will also have a huge impact on the environment.


In Rs Cr. 2016 2015 2014 2013 2012 2011
NET REVENUE 44502.74 38176.15 38121.14 46853.92 54880.64 45167.77
NET PROFIT 234.23 -4738.95 334.52 301.81 1242.23 1811.82
POWER & FUEL COST 402.36 395.88 392.09 484.66 550.89 471.28

Source: Annual


(a) Total Units (MgWh) of power consumed 3,94,518
(b) Total Power and Fuel expense (Rs Crores) 395

(c) Effective Rate of Power consumed (Rs/unit) (a/b) 9.99


(d) Total Units (MgWh) of power consumed 59,177.70

(e) Per unit cost of power in Pune 10.00

(f) Total Power and Fuel expense in Pune Plant (Rs Crores) 59.18

Cost of Solar Power (Rs/unit)

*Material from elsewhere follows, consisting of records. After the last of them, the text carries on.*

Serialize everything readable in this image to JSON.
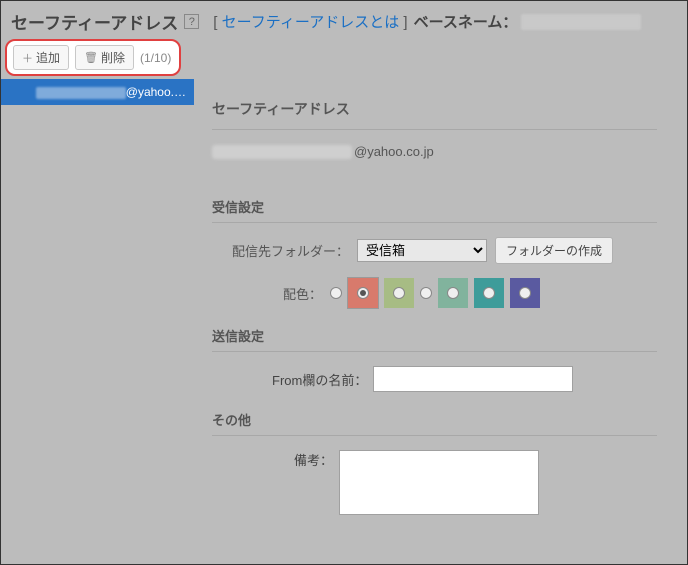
{
  "header": {
    "title": "セーフティーアドレス",
    "help_icon": "?",
    "link_text": "セーフティーアドレスとは",
    "basename_label": "ベースネーム："
  },
  "toolbar": {
    "add_label": "追加",
    "delete_label": "削除",
    "counter": "(1/10)"
  },
  "sidebar": {
    "selected_suffix": "@yahoo.…"
  },
  "detail": {
    "section_title": "セーフティーアドレス",
    "email_domain": "@yahoo.co.jp",
    "recv_section": "受信設定",
    "folder_label": "配信先フォルダー：",
    "folder_selected": "受信箱",
    "create_folder_label": "フォルダーの作成",
    "color_label": "配色：",
    "colors": [
      "#d87a6c",
      "#a7bc84",
      "#b39bbf",
      "#81b39d",
      "#3e9c9a",
      "#5a5aa0"
    ],
    "selected_color_index": 0,
    "send_section": "送信設定",
    "from_label": "From欄の名前：",
    "from_value": "",
    "other_section": "その他",
    "memo_label": "備考：",
    "memo_value": ""
  }
}
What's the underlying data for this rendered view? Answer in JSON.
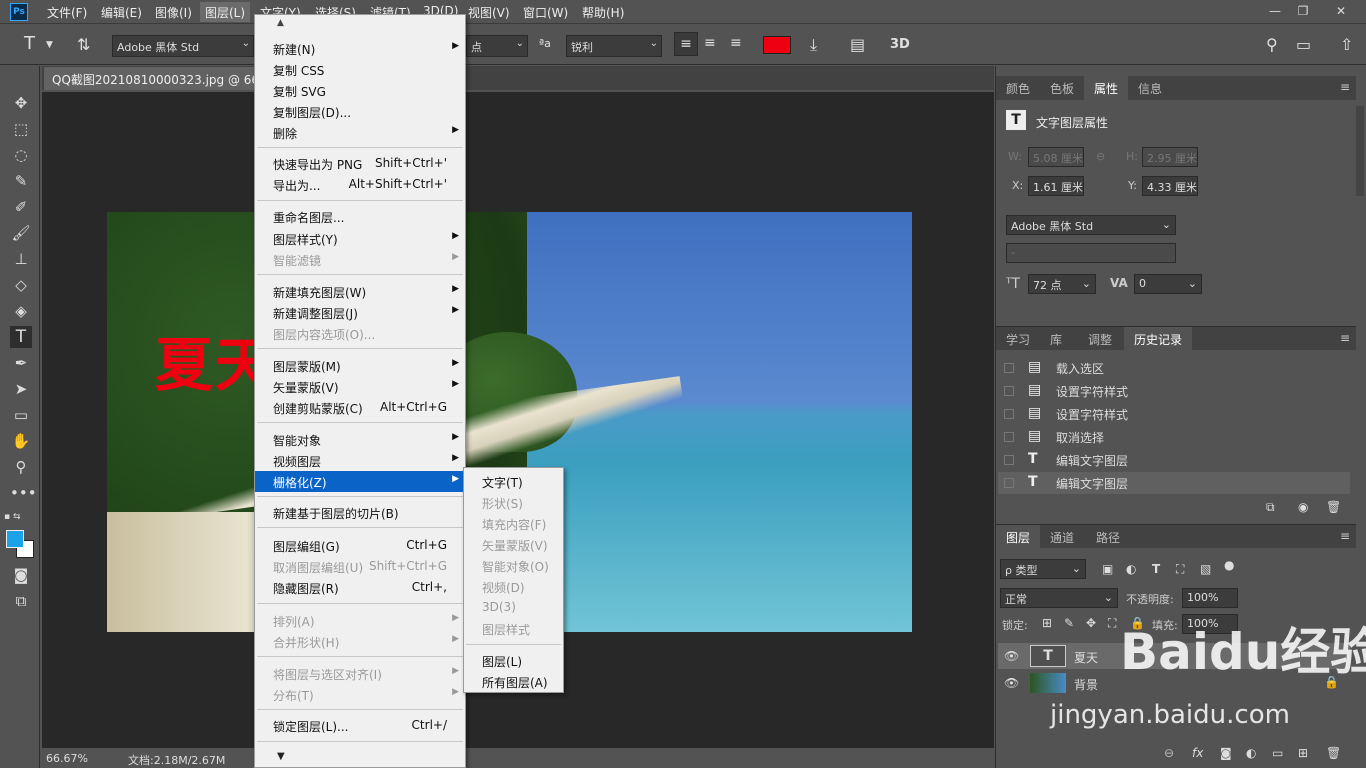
{
  "menubar": {
    "logo": "Ps",
    "items": [
      "文件(F)",
      "编辑(E)",
      "图像(I)",
      "图层(L)",
      "文字(Y)",
      "选择(S)",
      "滤镜(T)",
      "3D(D)",
      "视图(V)",
      "窗口(W)",
      "帮助(H)"
    ]
  },
  "options": {
    "font_family": "Adobe 黑体 Std",
    "size_unit": "点",
    "aa_label": "ªa",
    "aa_mode": "锐利",
    "color": "#ee0010",
    "threed": "3D"
  },
  "document": {
    "tab_title": "QQ截图20210810000323.jpg @ 66.7%",
    "canvas_text": "夏天"
  },
  "status": {
    "zoom": "66.67%",
    "doc_size": "文档:2.18M/2.67M"
  },
  "properties": {
    "tabs": [
      "颜色",
      "色板",
      "属性",
      "信息"
    ],
    "header": "文字图层属性",
    "w_label": "W:",
    "w_value": "5.08 厘米",
    "h_label": "H:",
    "h_value": "2.95 厘米",
    "x_label": "X:",
    "x_value": "1.61 厘米",
    "y_label": "Y:",
    "y_value": "4.33 厘米",
    "font": "Adobe 黑体 Std",
    "style": "-",
    "size": "72 点",
    "tracking": "0"
  },
  "history": {
    "tabs": [
      "学习",
      "库",
      "调整",
      "历史记录"
    ],
    "items": [
      {
        "icon": "doc",
        "label": "载入选区"
      },
      {
        "icon": "doc",
        "label": "设置字符样式"
      },
      {
        "icon": "doc",
        "label": "设置字符样式"
      },
      {
        "icon": "doc",
        "label": "取消选择"
      },
      {
        "icon": "T",
        "label": "编辑文字图层"
      },
      {
        "icon": "T",
        "label": "编辑文字图层"
      }
    ]
  },
  "layers": {
    "tabs": [
      "图层",
      "通道",
      "路径"
    ],
    "filter": "ρ 类型",
    "blend": "正常",
    "opacity_label": "不透明度:",
    "opacity": "100%",
    "lock_label": "锁定:",
    "fill_label": "填充:",
    "fill": "100%",
    "rows": [
      {
        "name": "夏天",
        "type": "T"
      },
      {
        "name": "背景",
        "type": "image"
      }
    ]
  },
  "layer_menu": {
    "items": [
      {
        "label": "新建(N)",
        "arrow": true
      },
      {
        "label": "复制 CSS"
      },
      {
        "label": "复制 SVG"
      },
      {
        "label": "复制图层(D)..."
      },
      {
        "label": "删除",
        "arrow": true
      },
      {
        "label": "快速导出为 PNG",
        "shortcut": "Shift+Ctrl+'"
      },
      {
        "label": "导出为...",
        "shortcut": "Alt+Shift+Ctrl+'"
      },
      {
        "label": "重命名图层..."
      },
      {
        "label": "图层样式(Y)",
        "arrow": true
      },
      {
        "label": "智能滤镜",
        "arrow": true,
        "disabled": true
      },
      {
        "label": "新建填充图层(W)",
        "arrow": true
      },
      {
        "label": "新建调整图层(J)",
        "arrow": true
      },
      {
        "label": "图层内容选项(O)...",
        "disabled": true
      },
      {
        "label": "图层蒙版(M)",
        "arrow": true
      },
      {
        "label": "矢量蒙版(V)",
        "arrow": true
      },
      {
        "label": "创建剪贴蒙版(C)",
        "shortcut": "Alt+Ctrl+G"
      },
      {
        "label": "智能对象",
        "arrow": true
      },
      {
        "label": "视频图层",
        "arrow": true
      },
      {
        "label": "栅格化(Z)",
        "arrow": true,
        "highlight": true
      },
      {
        "label": "新建基于图层的切片(B)"
      },
      {
        "label": "图层编组(G)",
        "shortcut": "Ctrl+G"
      },
      {
        "label": "取消图层编组(U)",
        "shortcut": "Shift+Ctrl+G",
        "disabled": true
      },
      {
        "label": "隐藏图层(R)",
        "shortcut": "Ctrl+,"
      },
      {
        "label": "排列(A)",
        "arrow": true,
        "disabled": true
      },
      {
        "label": "合并形状(H)",
        "arrow": true,
        "disabled": true
      },
      {
        "label": "将图层与选区对齐(I)",
        "arrow": true,
        "disabled": true
      },
      {
        "label": "分布(T)",
        "arrow": true,
        "disabled": true
      },
      {
        "label": "锁定图层(L)...",
        "shortcut": "Ctrl+/"
      }
    ]
  },
  "raster_menu": {
    "items": [
      {
        "label": "文字(T)"
      },
      {
        "label": "形状(S)",
        "disabled": true
      },
      {
        "label": "填充内容(F)",
        "disabled": true
      },
      {
        "label": "矢量蒙版(V)",
        "disabled": true
      },
      {
        "label": "智能对象(O)",
        "disabled": true
      },
      {
        "label": "视频(D)",
        "disabled": true
      },
      {
        "label": "3D(3)",
        "disabled": true
      },
      {
        "label": "图层样式",
        "disabled": true
      },
      {
        "label": "图层(L)"
      },
      {
        "label": "所有图层(A)"
      }
    ]
  },
  "watermark": {
    "brand": "Baidu经验",
    "url": "jingyan.baidu.com"
  }
}
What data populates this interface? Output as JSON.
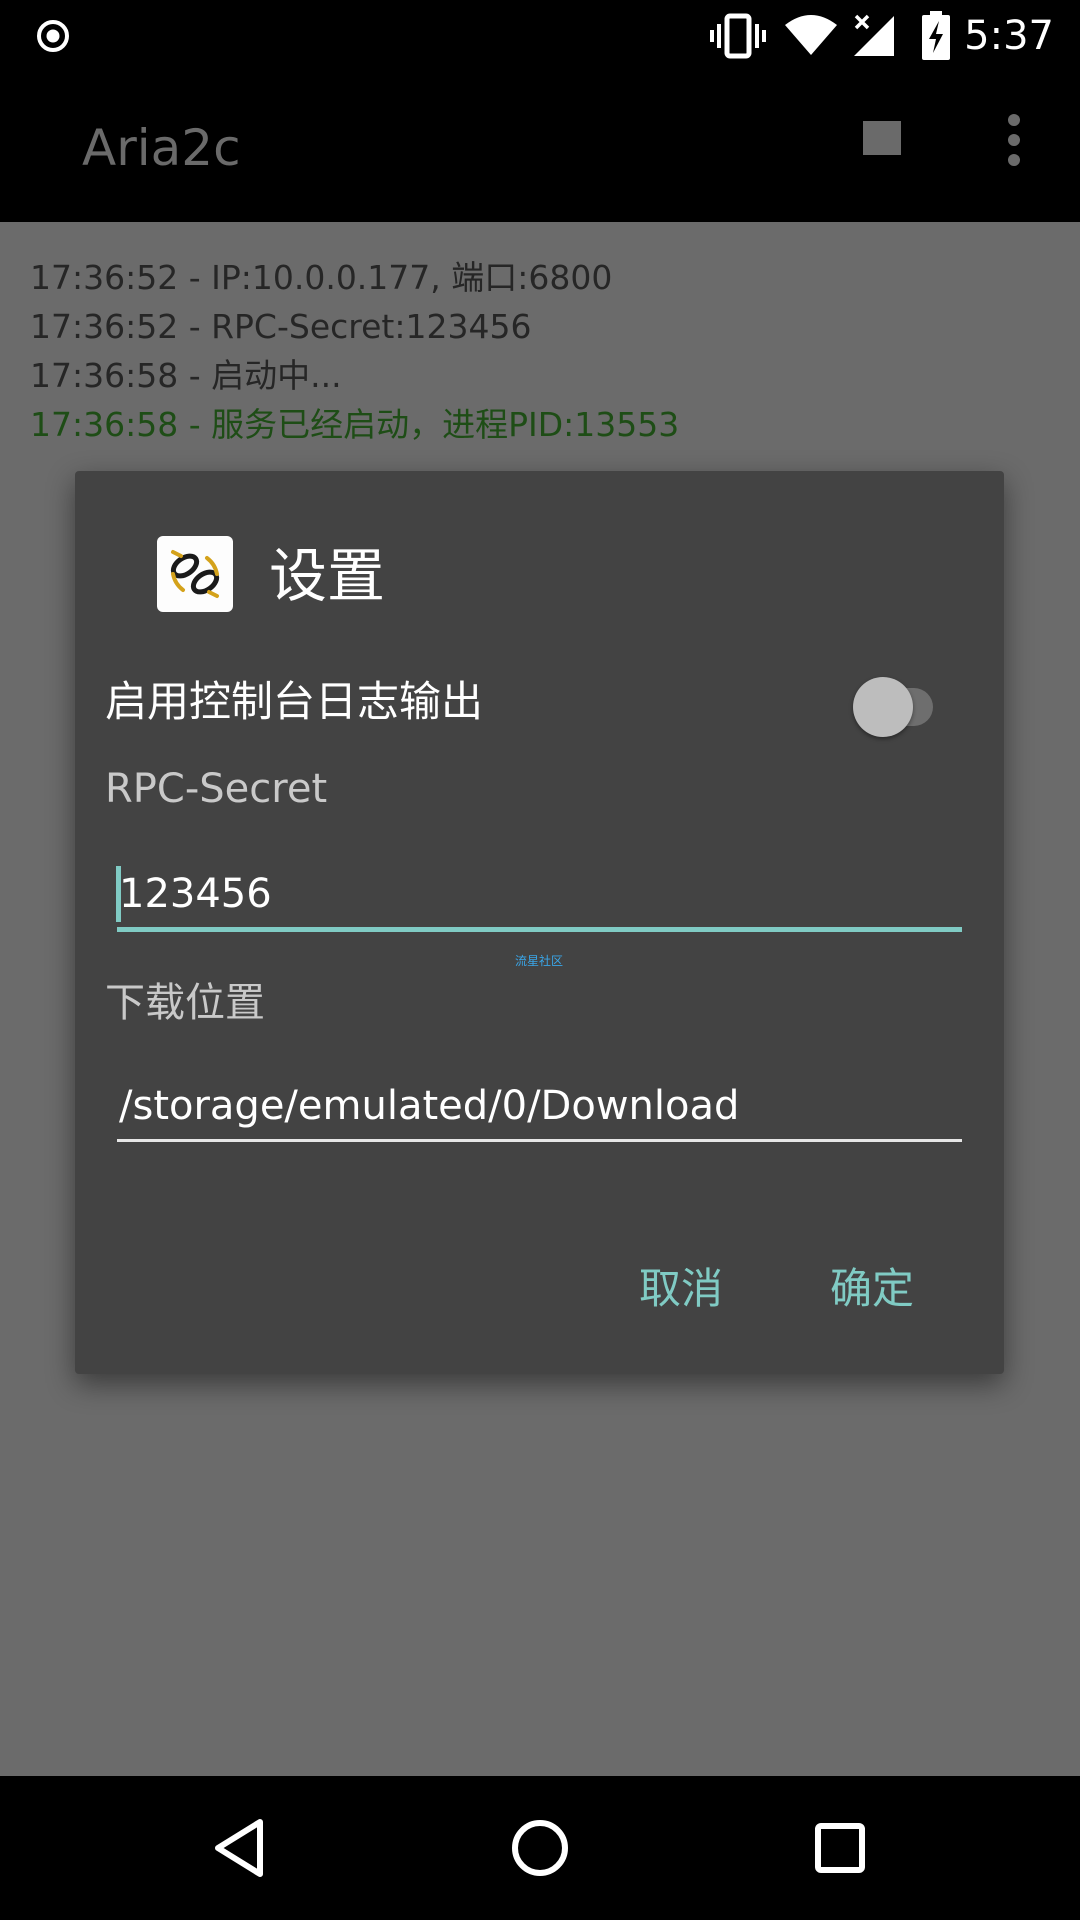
{
  "status_bar": {
    "time": "5:37",
    "icons": [
      "record-icon",
      "vibrate-icon",
      "wifi-icon",
      "signal-no-data-icon",
      "battery-charging-icon"
    ]
  },
  "toolbar": {
    "title": "Aria2c",
    "actions": [
      "stop-icon",
      "overflow-menu-icon"
    ]
  },
  "log": {
    "lines": [
      "17:36:52 - IP:10.0.0.177, 端口:6800",
      "17:36:52 - RPC-Secret:123456",
      "17:36:58 - 启动中...",
      "17:36:58 - 服务已经启动，进程PID:13553"
    ],
    "success_color": "#1e4d16"
  },
  "dialog": {
    "title": "设置",
    "console_log_label": "启用控制台日志输出",
    "console_log_enabled": false,
    "rpc_secret_label": "RPC-Secret",
    "rpc_secret_value": "123456",
    "download_location_label": "下载位置",
    "download_location_value": "/storage/emulated/0/Download",
    "watermark": "流星社区",
    "cancel_label": "取消",
    "ok_label": "确定",
    "accent_color": "#80cbc4"
  },
  "nav_bar": {
    "buttons": [
      "back-icon",
      "home-icon",
      "recents-icon"
    ]
  }
}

New Power and Fuel expense in Pune Plant (Rs Crores) 44.33

Savings in Pune alone (Rs crores) 14.85

Cost of Solar Power per unit (industry surces) 7.5
% of power and fuel cost accounted by Pune Plant 15%

If we conservatively assuming that the Pune Plant accounts for only 15% of the entire company’s power cost,
then by going solar in Pune, Tata Motors can reduce its overall power cost by 4% in a year. This translates into
a saving of Rs 15crores, which flows directly into its bottom-line.
A switch to Solar energy does not only have an enormous positive impact on our environment, but it can also
lead to significant financial savings for companies. Should government’s give corporate fiscal incentives to
switch to greener energy sources, the case for setting up Solar Plants will become that much more compelling
for corporates.


Total Units (MgWh) of power consumed 3,94,518
Total Fuel Cost (Rs Crores) 395
Effective Rate of Power consumed (Rs/unit) 9.99
Cost of Solar Power (Rs/unit) 5

Assuming that the Pune Plant consumes 15% total of
Power Consumed by Pune Plant
Per unit cost of power in Pune 12.00
Total Cost of power in Pune Plant (Rs Crores) 71.01

Cost of Solar Power (Rs/unit) 5
Total power cost in Pune using Solar (rs Crores) 29.59
Savings in Pune (Rs Crores) 41.42
Savings as a % of total Cost 10%
Saving in CO2 emissions (tonnes) 5,846

Trees saved per Kg of CO2 emitted


Total Trees saved by going Solar in Pune

1. Cost of Solar Power per unit is Rs 5
2. Current cost of power per unit in the Tata Motor’s Pune Plant is Rs 12
3. Savings in Carbon dioxide emission per KwH of power is 98.7 tonnes
4. Trees saved per kg of CO2 emitted is 20